Editorial: They’re on the way
We know there are more than a few Americans, no doubt even some living in Franklin County, that think these times we live in are, well, apocalyptic.
Famines, earthquakes, plagues — we’re writing about the Seven Signs here — and then there were those insect invasions.
If you’ve been paying attention to the natural world, you know that a particular phenomena is arising from the earth ready to make its move. The cicadas from Brood II are beginning their emergence along the East Coast — from North Carolina to Connecticut, parts of seven states in all.

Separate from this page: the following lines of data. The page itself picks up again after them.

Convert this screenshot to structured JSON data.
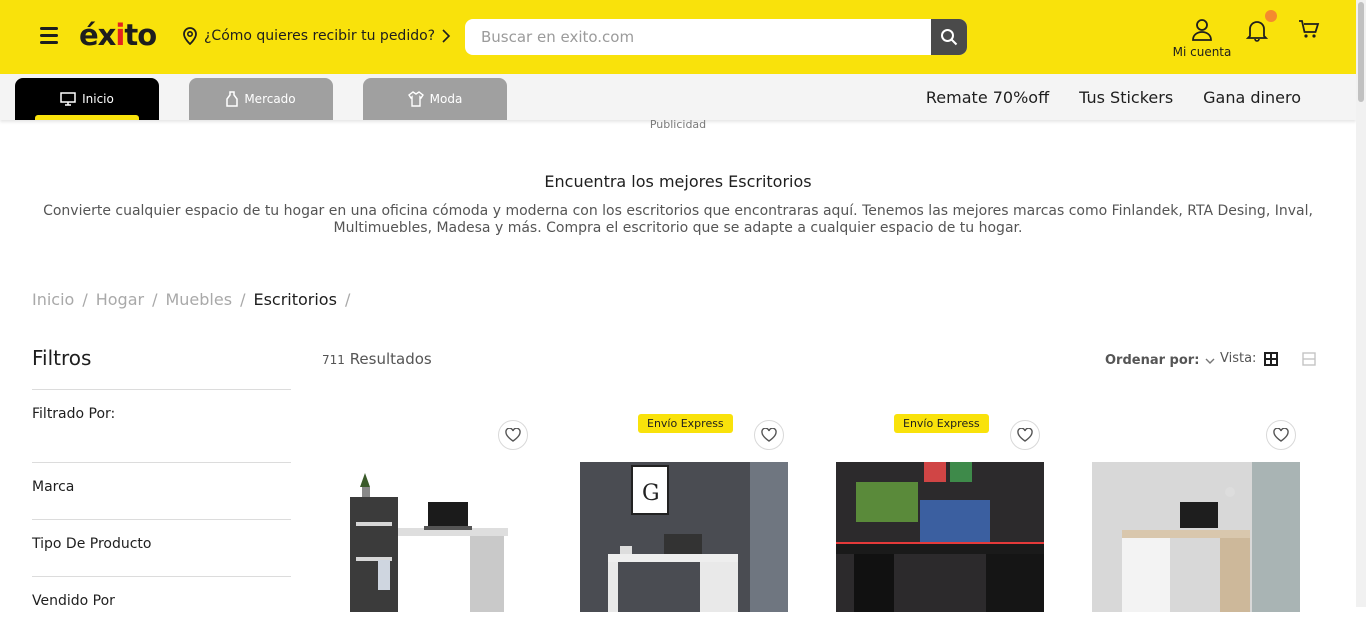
{
  "header": {
    "logo": "éxito",
    "delivery_prompt": "¿Cómo quieres recibir tu pedido?",
    "search_placeholder": "Buscar en exito.com",
    "account_label": "Mi cuenta"
  },
  "nav": {
    "tabs": [
      {
        "label": "Inicio",
        "active": true
      },
      {
        "label": "Mercado",
        "active": false
      },
      {
        "label": "Moda",
        "active": false
      }
    ],
    "links": [
      "Remate 70%off",
      "Tus Stickers",
      "Gana dinero"
    ]
  },
  "page": {
    "ad_label": "Publicidad",
    "title": "Encuentra los mejores Escritorios",
    "description": "Convierte cualquier espacio de tu hogar en una oficina cómoda y moderna con los escritorios que encontraras aquí. Tenemos las mejores marcas como Finlandek, RTA Desing, Inval, Multimuebles, Madesa y más. Compra el escritorio que se adapte a cualquier espacio de tu hogar.",
    "breadcrumbs": [
      "Inicio",
      "Hogar",
      "Muebles",
      "Escritorios"
    ]
  },
  "filters": {
    "title": "Filtros",
    "filtered_by": "Filtrado Por:",
    "sections": [
      "Marca",
      "Tipo De Producto",
      "Vendido Por"
    ]
  },
  "results": {
    "count": "711",
    "label": "Resultados",
    "order_label": "Ordenar por:",
    "view_label": "Vista:"
  },
  "products": [
    {
      "badge": ""
    },
    {
      "badge": "Envío Express"
    },
    {
      "badge": "Envío Express"
    },
    {
      "badge": ""
    }
  ],
  "colors": {
    "brand_yellow": "#f9e20b",
    "brand_red": "#e4231f",
    "notification": "#f58a2e"
  }
}
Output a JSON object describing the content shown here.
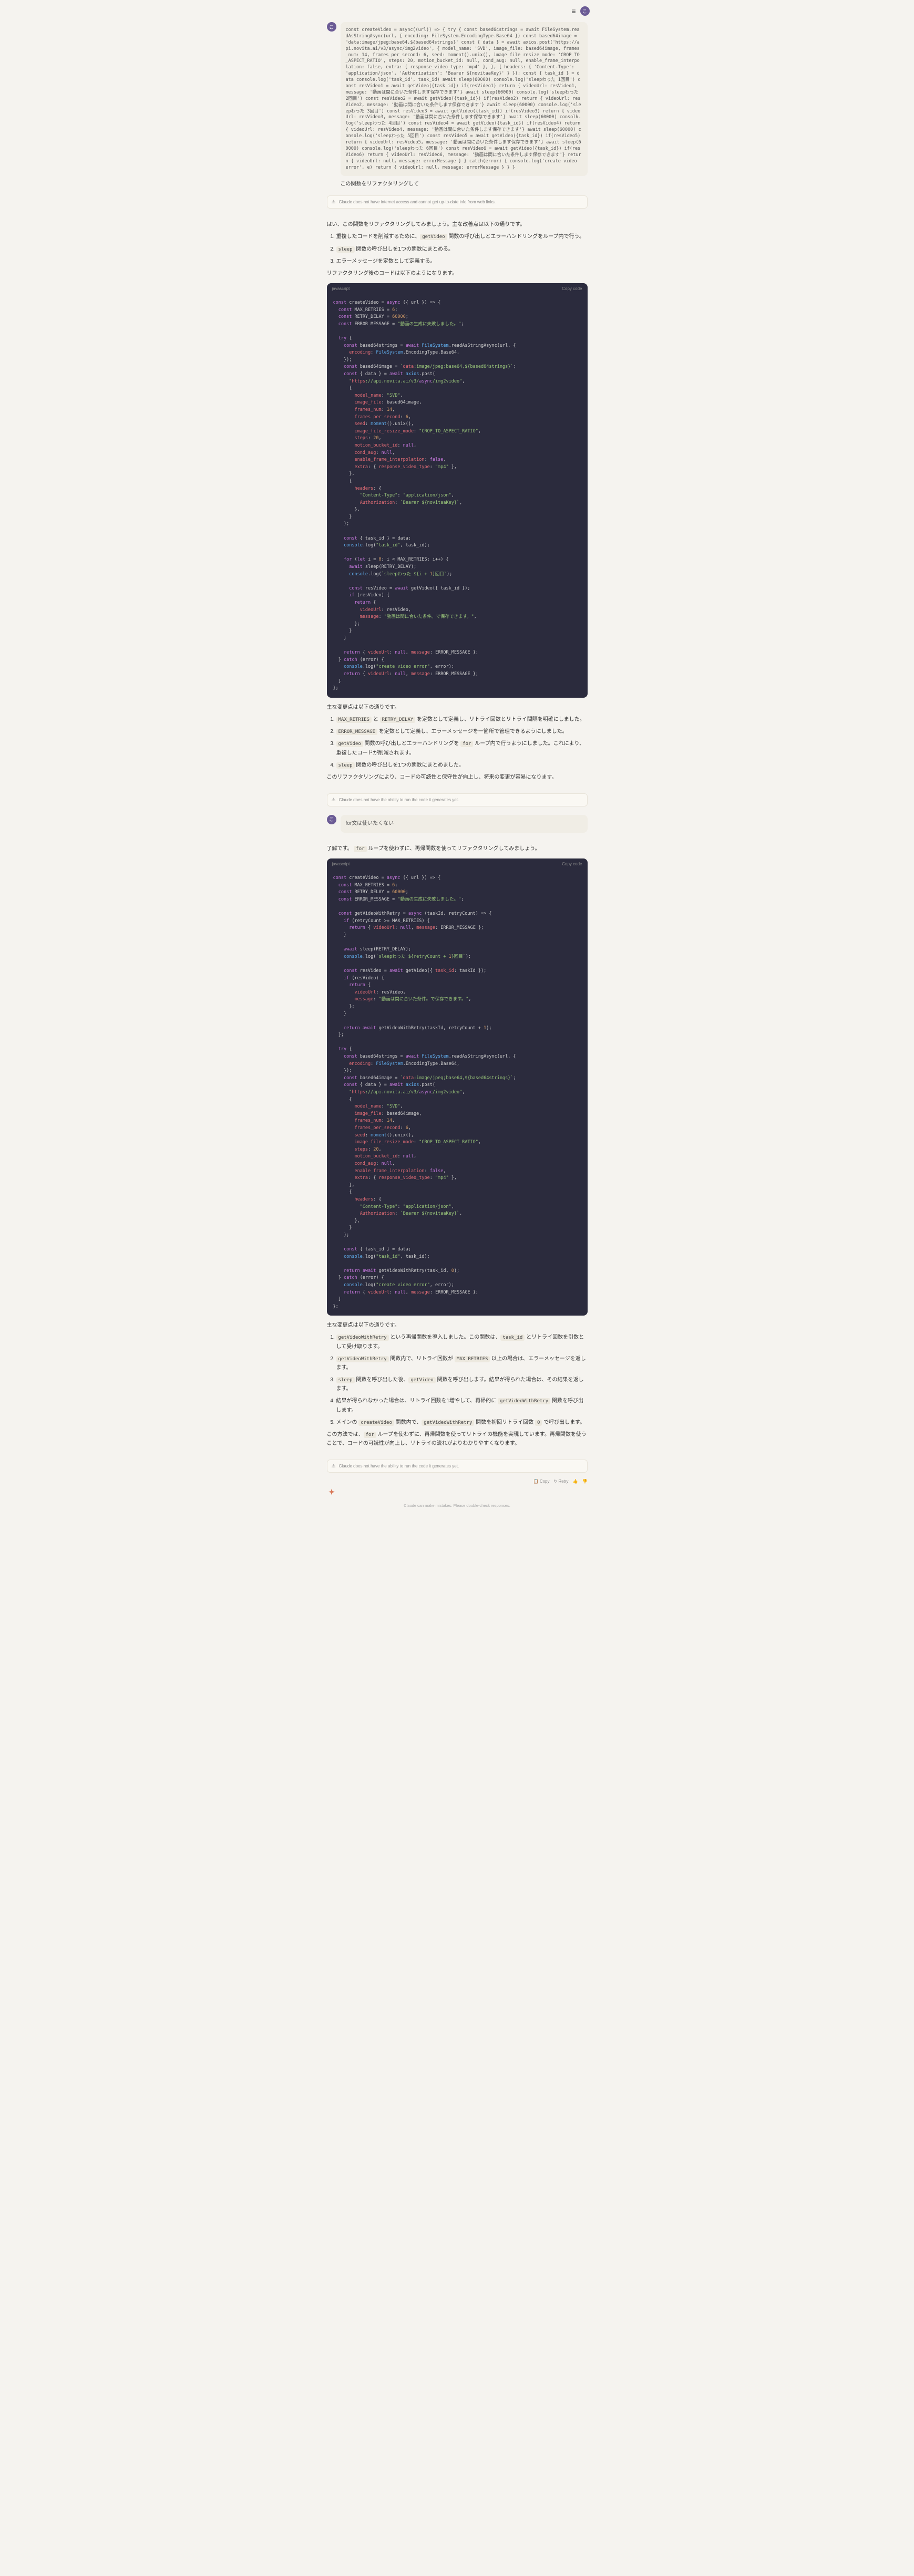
{
  "header": {
    "avatar": "こ"
  },
  "user_msg1": {
    "code": "const createVideo = async((url)) => { try { const based64strings = await FileSystem.readAsStringAsync(url, { encoding: FileSystem.EncodingType.Base64 }) const based64image = 'data:image/jpeg;base64,${based64strings}' const { data } = await axios.post('https://api.novita.ai/v3/async/img2video', { model_name: 'SVD', image_file: based64image, frames_num: 14, frames_per_second: 6, seed: moment().unix(), image_file_resize_mode: 'CROP_TO_ASPECT_RATIO', steps: 20, motion_bucket_id: null, cond_aug: null, enable_frame_interpolation: false, extra: { response_video_type: 'mp4' }, }, { headers: { 'Content-Type': 'application/json', 'Authorization': 'Bearer ${novitaaKey}' } }); const { task_id } = data console.log('task_id', task_id) await sleep(60000) console.log('sleepわった 1回目') const resVideo1 = await getVideo({task_id}) if(resVideo1) return { videoUrl: resVideo1, message: '動画は間に合いた条件します保存できます'} await sleep(60000) console.log('sleepわった 2回目') const resVideo2 = await getVideo({task_id}) if(resVideo2) return { videoUrl: resVideo2, message: '動画は間に合いた条件します保存できます'} await sleep(60000) console.log('sleepわった 3回目') const resVideo3 = await getVideo({task_id}) if(resVideo3) return { videoUrl: resVideo3, message: '動画は間に合いた条件します保存できます'} await sleep(60000) consolk.log('sleepわった 4回目') const resVideo4 = await getVideo({task_id}) if(resVideo4) return { videoUrl: resVideo4, message: '動画は間に合いた条件します保存できます'} await sleep(60000) console.log('sleepわった 5回目') const resVideo5 = await getVideo({task_id}) if(resVideo5) return { videoUrl: resVideo5, message: '動画は間に合いた条件します保存できます'} await sleep(60000) console.log('sleepわった 6回目') const resVideo6 = await getVideo({task_id}) if(resVideo6) return { videoUrl: resVideo6, message: '動画は間に合いた条件します保存できます'} return { videoUrl: null, message: errorMessage } } catch(error) { console.log('create video error', e) return { videoUrl: null, message: errorMessage } } }",
    "text": "この関数をリファクタリングして"
  },
  "warning1": "Claude does not have internet access and cannot get up-to-date info from web links.",
  "assistant1": {
    "intro": "はい、この関数をリファクタリングしてみましょう。主な改善点は以下の通りです。",
    "points": [
      "重複したコードを削減するために、{getVideo} 関数の呼び出しとエラーハンドリングをループ内で行う。",
      "{sleep} 関数の呼び出しを1つの関数にまとめる。",
      "エラーメッセージを定数として定義する。"
    ],
    "outro": "リファクタリング後のコードは以下のようになります。",
    "code_lang": "javascript",
    "copy": "Copy code"
  },
  "code1": "const createVideo = async ({ url }) => {\n  const MAX_RETRIES = 6;\n  const RETRY_DELAY = 60000;\n  const ERROR_MESSAGE = \"動画の生成に失敗しました。\";\n\n  try {\n    const based64strings = await FileSystem.readAsStringAsync(url, {\n      encoding: FileSystem.EncodingType.Base64,\n    });\n    const based64image = `data:image/jpeg;base64,${based64strings}`;\n    const { data } = await axios.post(\n      \"https://api.novita.ai/v3/async/img2video\",\n      {\n        model_name: \"SVD\",\n        image_file: based64image,\n        frames_num: 14,\n        frames_per_second: 6,\n        seed: moment().unix(),\n        image_file_resize_mode: \"CROP_TO_ASPECT_RATIO\",\n        steps: 20,\n        motion_bucket_id: null,\n        cond_aug: null,\n        enable_frame_interpolation: false,\n        extra: { response_video_type: \"mp4\" },\n      },\n      {\n        headers: {\n          \"Content-Type\": \"application/json\",\n          Authorization: `Bearer ${novitaaKey}`,\n        },\n      }\n    );\n\n    const { task_id } = data;\n    console.log(\"task_id\", task_id);\n\n    for (let i = 0; i < MAX_RETRIES; i++) {\n      await sleep(RETRY_DELAY);\n      console.log(`sleepわった ${i + 1}回目`);\n\n      const resVideo = await getVideo({ task_id });\n      if (resVideo) {\n        return {\n          videoUrl: resVideo,\n          message: \"動画は間に合いた条件。で保存できます。\",\n        };\n      }\n    }\n\n    return { videoUrl: null, message: ERROR_MESSAGE };\n  } catch (error) {\n    console.log(\"create video error\", error);\n    return { videoUrl: null, message: ERROR_MESSAGE };\n  }\n};",
  "assistant1b": {
    "intro": "主な変更点は以下の通りです。",
    "points": [
      "{MAX_RETRIES} と {RETRY_DELAY} を定数として定義し、リトライ回数とリトライ間隔を明確にしました。",
      "{ERROR_MESSAGE} を定数として定義し、エラーメッセージを一箇所で管理できるようにしました。",
      "{getVideo} 関数の呼び出しとエラーハンドリングを {for} ループ内で行うようにしました。これにより、重複したコードが削減されます。",
      "{sleep} 関数の呼び出しを1つの関数にまとめました。"
    ],
    "outro": "このリファクタリングにより、コードの可読性と保守性が向上し、将来の変更が容易になります。"
  },
  "warning2": "Claude does not have the ability to run the code it generates yet.",
  "user_msg2": {
    "text": "for文は使いたくない"
  },
  "assistant2": {
    "intro": "了解です。 {for} ループを使わずに、再帰関数を使ってリファクタリングしてみましょう。"
  },
  "code2": "const createVideo = async ({ url }) => {\n  const MAX_RETRIES = 6;\n  const RETRY_DELAY = 60000;\n  const ERROR_MESSAGE = \"動画の生成に失敗しました。\";\n\n  const getVideoWithRetry = async (taskId, retryCount) => {\n    if (retryCount >= MAX_RETRIES) {\n      return { videoUrl: null, message: ERROR_MESSAGE };\n    }\n\n    await sleep(RETRY_DELAY);\n    console.log(`sleepわった ${retryCount + 1}回目`);\n\n    const resVideo = await getVideo({ task_id: taskId });\n    if (resVideo) {\n      return {\n        videoUrl: resVideo,\n        message: \"動画は間に合いた条件。で保存できます。\",\n      };\n    }\n\n    return await getVideoWithRetry(taskId, retryCount + 1);\n  };\n\n  try {\n    const based64strings = await FileSystem.readAsStringAsync(url, {\n      encoding: FileSystem.EncodingType.Base64,\n    });\n    const based64image = `data:image/jpeg;base64,${based64strings}`;\n    const { data } = await axios.post(\n      \"https://api.novita.ai/v3/async/img2video\",\n      {\n        model_name: \"SVD\",\n        image_file: based64image,\n        frames_num: 14,\n        frames_per_second: 6,\n        seed: moment().unix(),\n        image_file_resize_mode: \"CROP_TO_ASPECT_RATIO\",\n        steps: 20,\n        motion_bucket_id: null,\n        cond_aug: null,\n        enable_frame_interpolation: false,\n        extra: { response_video_type: \"mp4\" },\n      },\n      {\n        headers: {\n          \"Content-Type\": \"application/json\",\n          Authorization: `Bearer ${novitaaKey}`,\n        },\n      }\n    );\n\n    const { task_id } = data;\n    console.log(\"task_id\", task_id);\n\n    return await getVideoWithRetry(task_id, 0);\n  } catch (error) {\n    console.log(\"create video error\", error);\n    return { videoUrl: null, message: ERROR_MESSAGE };\n  }\n};",
  "assistant2b": {
    "intro": "主な変更点は以下の通りです。",
    "points": [
      "{getVideoWithRetry} という再帰関数を導入しました。この関数は、{task_id} とリトライ回数を引数として受け取ります。",
      "{getVideoWithRetry} 関数内で、リトライ回数が {MAX_RETRIES} 以上の場合は、エラーメッセージを返します。",
      "{sleep} 関数を呼び出した後、{getVideo} 関数を呼び出します。結果が得られた場合は、その結果を返します。",
      "結果が得られなかった場合は、リトライ回数を1増やして、再帰的に {getVideoWithRetry} 関数を呼び出します。",
      "メインの {createVideo} 関数内で、{getVideoWithRetry} 関数を初回リトライ回数 {0} で呼び出します。"
    ],
    "outro": "この方法では、{for} ループを使わずに、再帰関数を使ってリトライの機能を実現しています。再帰関数を使うことで、コードの可読性が向上し、リトライの流れがよりわかりやすくなります。"
  },
  "footer": {
    "copy": "Copy",
    "retry": "Retry",
    "note": "Claude can make mistakes. Please double-check responses."
  }
}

Cicadas offer up a fascinating back story. As part of their unique life cycle, they burrow underground and stay there for 17 years, feeding on plant roots. Then, when the soil temperatures reaches 64 degrees Fahrenheit, usually between April and June, they emerge from the ground as nymphs, shed their impressive outer skin as juveniles, find higher perches such as trees or buildings and then fly around to find mates. The females lay their eggs and in a short time, the nymphs hatch and bury themselves in the ground, starting the cycle all over again. As for the parents, they quickly die.
But don’t feel too sad for the adults. They have a way of making their mark in this short period of time. Cicadas from Brood II, one of groupings of these bugs that are attached to specific geographic locations as well as either a 13- or 17-year cycle, are going to number in the billions.
They will swarm, filling the air.
And they’re noisy.
A male’s song can reach roughly 100 decibels. Imagine, then, the racket caused by a swarm of these bugs.
All in the name of love.
Other than being noisy and the fact that there are a lot of them, there’s not much to fear. As ugly or as scary as they may look to some people, they don’t bite or sting.
When you really think about it, it’s an impressive show that the cicadas put on. Sadly — or fortunately, depending on your point of view — it’s one that Franklin County residents aren’t going to see firsthand. As for another brood, it seems we and much of the rest of New England are out of luck. Brood XI was last seen in Massachusetts in 1954. That’s not to say Massachusetts is completely out of the running. Brood XIV is expected to crop up in parts of eastern Mass. — in 2025.
Might be worth the wait.